→ **EXERCISE PROMPT**
I'd like every record given again exactly, please.

_ _ _ _ _ _ _

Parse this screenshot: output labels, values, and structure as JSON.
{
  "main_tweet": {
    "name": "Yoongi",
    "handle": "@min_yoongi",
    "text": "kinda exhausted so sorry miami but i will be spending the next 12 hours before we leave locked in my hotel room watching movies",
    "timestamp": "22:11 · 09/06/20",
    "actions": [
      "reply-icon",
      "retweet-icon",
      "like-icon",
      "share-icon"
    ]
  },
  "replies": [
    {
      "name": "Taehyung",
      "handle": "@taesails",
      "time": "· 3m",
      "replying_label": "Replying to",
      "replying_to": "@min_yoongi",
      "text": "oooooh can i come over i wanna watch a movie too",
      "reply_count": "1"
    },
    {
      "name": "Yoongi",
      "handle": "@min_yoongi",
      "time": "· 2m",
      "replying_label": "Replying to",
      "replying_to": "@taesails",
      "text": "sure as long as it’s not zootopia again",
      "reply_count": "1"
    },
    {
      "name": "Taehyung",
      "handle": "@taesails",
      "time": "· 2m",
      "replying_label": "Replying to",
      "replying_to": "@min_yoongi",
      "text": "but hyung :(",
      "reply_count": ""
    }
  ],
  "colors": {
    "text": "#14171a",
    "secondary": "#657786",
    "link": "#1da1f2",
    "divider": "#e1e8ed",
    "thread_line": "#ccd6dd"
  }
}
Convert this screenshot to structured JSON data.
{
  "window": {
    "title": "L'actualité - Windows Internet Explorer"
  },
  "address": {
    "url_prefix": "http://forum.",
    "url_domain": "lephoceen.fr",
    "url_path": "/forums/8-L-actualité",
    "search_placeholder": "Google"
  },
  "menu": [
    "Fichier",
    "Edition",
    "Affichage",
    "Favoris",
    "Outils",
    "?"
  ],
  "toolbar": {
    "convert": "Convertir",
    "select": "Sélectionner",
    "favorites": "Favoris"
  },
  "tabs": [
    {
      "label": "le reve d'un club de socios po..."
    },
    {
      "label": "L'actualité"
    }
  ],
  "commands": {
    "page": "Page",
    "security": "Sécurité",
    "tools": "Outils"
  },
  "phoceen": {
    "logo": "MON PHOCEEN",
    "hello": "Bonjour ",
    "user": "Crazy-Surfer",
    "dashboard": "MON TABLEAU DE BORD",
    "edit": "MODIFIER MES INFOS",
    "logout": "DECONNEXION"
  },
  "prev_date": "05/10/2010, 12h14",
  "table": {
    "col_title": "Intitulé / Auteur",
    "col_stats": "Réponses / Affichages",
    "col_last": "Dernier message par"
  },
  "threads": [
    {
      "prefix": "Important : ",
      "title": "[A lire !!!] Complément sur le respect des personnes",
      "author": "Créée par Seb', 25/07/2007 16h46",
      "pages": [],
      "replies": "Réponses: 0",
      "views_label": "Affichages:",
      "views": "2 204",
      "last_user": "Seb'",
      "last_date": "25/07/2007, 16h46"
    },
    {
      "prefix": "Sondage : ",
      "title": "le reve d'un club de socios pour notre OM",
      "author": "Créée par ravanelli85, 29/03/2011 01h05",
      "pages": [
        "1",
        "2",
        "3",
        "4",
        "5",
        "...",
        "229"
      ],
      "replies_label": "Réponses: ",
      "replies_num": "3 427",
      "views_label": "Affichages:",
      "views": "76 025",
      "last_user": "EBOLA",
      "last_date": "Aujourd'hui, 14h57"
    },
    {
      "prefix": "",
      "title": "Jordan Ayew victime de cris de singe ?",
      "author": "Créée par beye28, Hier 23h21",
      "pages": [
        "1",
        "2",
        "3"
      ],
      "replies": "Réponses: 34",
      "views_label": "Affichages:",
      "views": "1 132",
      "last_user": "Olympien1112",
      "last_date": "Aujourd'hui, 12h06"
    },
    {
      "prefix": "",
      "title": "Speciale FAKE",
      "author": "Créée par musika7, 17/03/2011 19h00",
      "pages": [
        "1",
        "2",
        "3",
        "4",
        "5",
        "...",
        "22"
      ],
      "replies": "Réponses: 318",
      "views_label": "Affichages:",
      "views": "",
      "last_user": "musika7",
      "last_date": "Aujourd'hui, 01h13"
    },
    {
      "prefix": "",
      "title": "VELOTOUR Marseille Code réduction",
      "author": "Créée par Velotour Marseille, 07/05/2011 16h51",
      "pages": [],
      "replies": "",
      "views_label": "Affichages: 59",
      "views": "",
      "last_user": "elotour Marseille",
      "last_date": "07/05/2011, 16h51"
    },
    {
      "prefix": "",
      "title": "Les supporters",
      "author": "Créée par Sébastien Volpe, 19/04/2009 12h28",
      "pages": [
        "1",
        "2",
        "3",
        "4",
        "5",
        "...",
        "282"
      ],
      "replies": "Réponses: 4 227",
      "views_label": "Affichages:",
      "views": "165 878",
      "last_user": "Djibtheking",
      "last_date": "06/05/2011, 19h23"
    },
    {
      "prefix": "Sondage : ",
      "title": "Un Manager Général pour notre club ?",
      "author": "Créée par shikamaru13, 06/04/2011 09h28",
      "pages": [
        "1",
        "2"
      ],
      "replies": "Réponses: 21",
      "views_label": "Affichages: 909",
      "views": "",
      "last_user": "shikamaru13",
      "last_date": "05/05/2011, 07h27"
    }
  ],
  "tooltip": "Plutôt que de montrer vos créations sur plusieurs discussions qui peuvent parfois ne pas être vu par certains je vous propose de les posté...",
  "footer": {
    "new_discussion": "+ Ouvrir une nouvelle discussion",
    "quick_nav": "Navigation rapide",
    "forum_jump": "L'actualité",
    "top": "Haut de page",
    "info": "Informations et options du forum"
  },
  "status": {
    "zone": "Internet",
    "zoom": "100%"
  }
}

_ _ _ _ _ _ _

→ **REPLY**
Parse this screenshot: output labels, values, and structure as JSON.
{
  "main_tweet": {
    "name": "Yoongi",
    "handle": "@min_yoongi",
    "text": "kinda exhausted so sorry miami but i will be spending the next 12 hours before we leave locked in my hotel room watching movies",
    "timestamp": "22:11 · 09/06/20",
    "actions": [
      "reply-icon",
      "retweet-icon",
      "like-icon",
      "share-icon"
    ]
  },
  "replies": [
    {
      "name": "Taehyung",
      "handle": "@taesails",
      "time": "· 3m",
      "replying_label": "Replying to",
      "replying_to": "@min_yoongi",
      "text": "oooooh can i come over i wanna watch a movie too",
      "reply_count": "1"
    },
    {
      "name": "Yoongi",
      "handle": "@min_yoongi",
      "time": "· 2m",
      "replying_label": "Replying to",
      "replying_to": "@taesails",
      "text": "sure as long as it’s not zootopia again",
      "reply_count": "1"
    },
    {
      "name": "Taehyung",
      "handle": "@taesails",
      "time": "· 2m",
      "replying_label": "Replying to",
      "replying_to": "@min_yoongi",
      "text": "but hyung :(",
      "reply_count": ""
    }
  ],
  "colors": {
    "text": "#14171a",
    "secondary": "#657786",
    "link": "#1da1f2",
    "divider": "#e1e8ed",
    "thread_line": "#ccd6dd"
  }
}
Convert this screenshot to structured JSON data.
{
  "window": {
    "title": "L'actualité - Windows Internet Explorer"
  },
  "address": {
    "url_prefix": "http://forum.",
    "url_domain": "lephoceen.fr",
    "url_path": "/forums/8-L-actualité",
    "search_placeholder": "Google"
  },
  "menu": [
    "Fichier",
    "Edition",
    "Affichage",
    "Favoris",
    "Outils",
    "?"
  ],
  "toolbar": {
    "convert": "Convertir",
    "select": "Sélectionner",
    "favorites": "Favoris"
  },
  "tabs": [
    {
      "label": "le reve d'un club de socios po..."
    },
    {
      "label": "L'actualité"
    }
  ],
  "commands": {
    "page": "Page",
    "security": "Sécurité",
    "tools": "Outils"
  },
  "phoceen": {
    "logo": "MON PHOCEEN",
    "hello": "Bonjour ",
    "user": "Crazy-Surfer",
    "dashboard": "MON TABLEAU DE BORD",
    "edit": "MODIFIER MES INFOS",
    "logout": "DECONNEXION"
  },
  "prev_date": "05/10/2010, 12h14",
  "table": {
    "col_title": "Intitulé / Auteur",
    "col_stats": "Réponses / Affichages",
    "col_last": "Dernier message par"
  },
  "threads": [
    {
      "prefix": "Important : ",
      "title": "[A lire !!!] Complément sur le respect des personnes",
      "author": "Créée par Seb', 25/07/2007 16h46",
      "pages": [],
      "replies": "Réponses: 0",
      "views_label": "Affichages:",
      "views": "2 204",
      "last_user": "Seb'",
      "last_date": "25/07/2007, 16h46"
    },
    {
      "prefix": "Sondage : ",
      "title": "le reve d'un club de socios pour notre OM",
      "author": "Créée par ravanelli85, 29/03/2011 01h05",
      "pages": [
        "1",
        "2",
        "3",
        "4",
        "5",
        "...",
        "229"
      ],
      "replies_label": "Réponses: ",
      "replies_num": "3 427",
      "views_label": "Affichages:",
      "views": "76 025",
      "last_user": "EBOLA",
      "last_date": "Aujourd'hui, 14h57"
    },
    {
      "prefix": "",
      "title": "Jordan Ayew victime de cris de singe ?",
      "author": "Créée par beye28, Hier 23h21",
      "pages": [
        "1",
        "2",
        "3"
      ],
      "replies": "Réponses: 34",
      "views_label": "Affichages:",
      "views": "1 132",
      "last_user": "Olympien1112",
      "last_date": "Aujourd'hui, 12h06"
    },
    {
      "prefix": "",
      "title": "Speciale FAKE",
      "author": "Créée par musika7, 17/03/2011 19h00",
      "pages": [
        "1",
        "2",
        "3",
        "4",
        "5",
        "...",
        "22"
      ],
      "replies": "Réponses: 318",
      "views_label": "Affichages:",
      "views": "",
      "last_user": "musika7",
      "last_date": "Aujourd'hui, 01h13"
    },
    {
      "prefix": "",
      "title": "VELOTOUR Marseille Code réduction",
      "author": "Créée par Velotour Marseille, 07/05/2011 16h51",
      "pages": [],
      "replies": "",
      "views_label": "Affichages: 59",
      "views": "",
      "last_user": "elotour Marseille",
      "last_date": "07/05/2011, 16h51"
    },
    {
      "prefix": "",
      "title": "Les supporters",
      "author": "Créée par Sébastien Volpe, 19/04/2009 12h28",
      "pages": [
        "1",
        "2",
        "3",
        "4",
        "5",
        "...",
        "282"
      ],
      "replies": "Réponses: 4 227",
      "views_label": "Affichages:",
      "views": "165 878",
      "last_user": "Djibtheking",
      "last_date": "06/05/2011, 19h23"
    },
    {
      "prefix": "Sondage : ",
      "title": "Un Manager Général pour notre club ?",
      "author": "Créée par shikamaru13, 06/04/2011 09h28",
      "pages": [
        "1",
        "2"
      ],
      "replies": "Réponses: 21",
      "views_label": "Affichages: 909",
      "views": "",
      "last_user": "shikamaru13",
      "last_date": "05/05/2011, 07h27"
    }
  ],
  "tooltip": "Plutôt que de montrer vos créations sur plusieurs discussions qui peuvent parfois ne pas être vu par certains je vous propose de les posté...",
  "footer": {
    "new_discussion": "+ Ouvrir une nouvelle discussion",
    "quick_nav": "Navigation rapide",
    "forum_jump": "L'actualité",
    "top": "Haut de page",
    "info": "Informations et options du forum"
  },
  "status": {
    "zone": "Internet",
    "zoom": "100%"
  }
}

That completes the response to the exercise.